HYDERABAD: You know how we drool the minute we see our favourite food on its way to our table? Did you know we are deliberately made to feel that way? A lot of effort goes into making food look lip-smacking and mouth-watering. This, for the obvious reason of making you want to have more of it.In the day and age of Instagrammable food, the need for presentation goes a notch higher. CE speaks to restaurants in the city to learn more about this changing trend.
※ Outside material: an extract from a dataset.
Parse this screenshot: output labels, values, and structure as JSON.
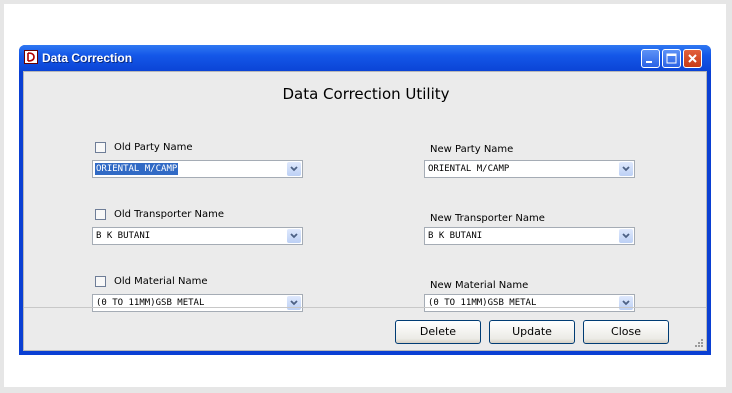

Sateesh Polkam, general manager at Farzi Café, Jubilee Hills, Rd Number 59, takes us through the process of plating and says, “Chefs at Farzi ensure that every dish that goes out of the kitchen is well plated and looks good to the eye. Food presentation is the art of modifying, processing, arranging, or even decorating food to enhance its aesthetic appeal. This visual display of food matters a lot to many chefs and consumers too. Our first food experience is usually around how it looks. Then it goes to how it smells and lastly, about how it tastes.” He adds, “At Farzi, we try out a lot of new techniques to keep up with whatever is trending. Right now, liquid nitrogen and sauce splashing techniques are our chefs’ favourite, among all. It plays a major role as it gives customers a unique gourmet experience and adds value to their dining experience.”
South Indian food too, has been raising the bar when it comes to presentation skills, which wasn’t the case earlier. Anna Native at Sainikpuri has become the talk of the town for its unique style of plating. Ilmas Baig, head chef at the restaurant, shares how presentation is taken very seriously at Anna Native, “Our major focus lies on mixing authentic food with the art of modern plating. We decide how a particular food item must be presented based on the ingredients that go into the making of the food. We don’t use things that are not part of the original dish.”
For example, if they’re making Gongura Paneer Tikka, they present it using a dehydrated gongura leaf on the side. “Similarly, with a couple of dishes that have coconut in them, we use shredded coconut flakes that go into the making of certain Kerala-style dishes on our menu. We also have a few dishes that go with white sesame seeds as garnishing. Recently, we have been exploring the use of micro greens where we use small sprouts and leaves that accentuate the look of the dish while also assuring you that it’s good for your health. Even the crockery used here is sourced from some of the choicest places, making it all the more fancy,” the chef adds.
Even breweries have been working on their presentation of food, Forge Breu-Hous at CBI Colony, Jubilee Hills, has been upping their plating game. Chef Shashank Arora tells CE, “At most breweries, cutlery is very basic — at Forge, we use melamine plates. So our focus is to augment how our food look, especially the main course. When someone orders a dry roast chicken, it comes with a side of mashed potatoes and sautéed vegetables. We do it the French way — we use a green plate and place it at a height that enhances the way the food appears. We also use hybrid yellow watermelons which taste exactly like a regular watermelon. We play with a lot of colour on the plate by using leaves for a green colour, we use watermelons for red colour and feta cheese for some white colour. Even our dumplings we have two different shades — white and purple and also a tricoloured one.”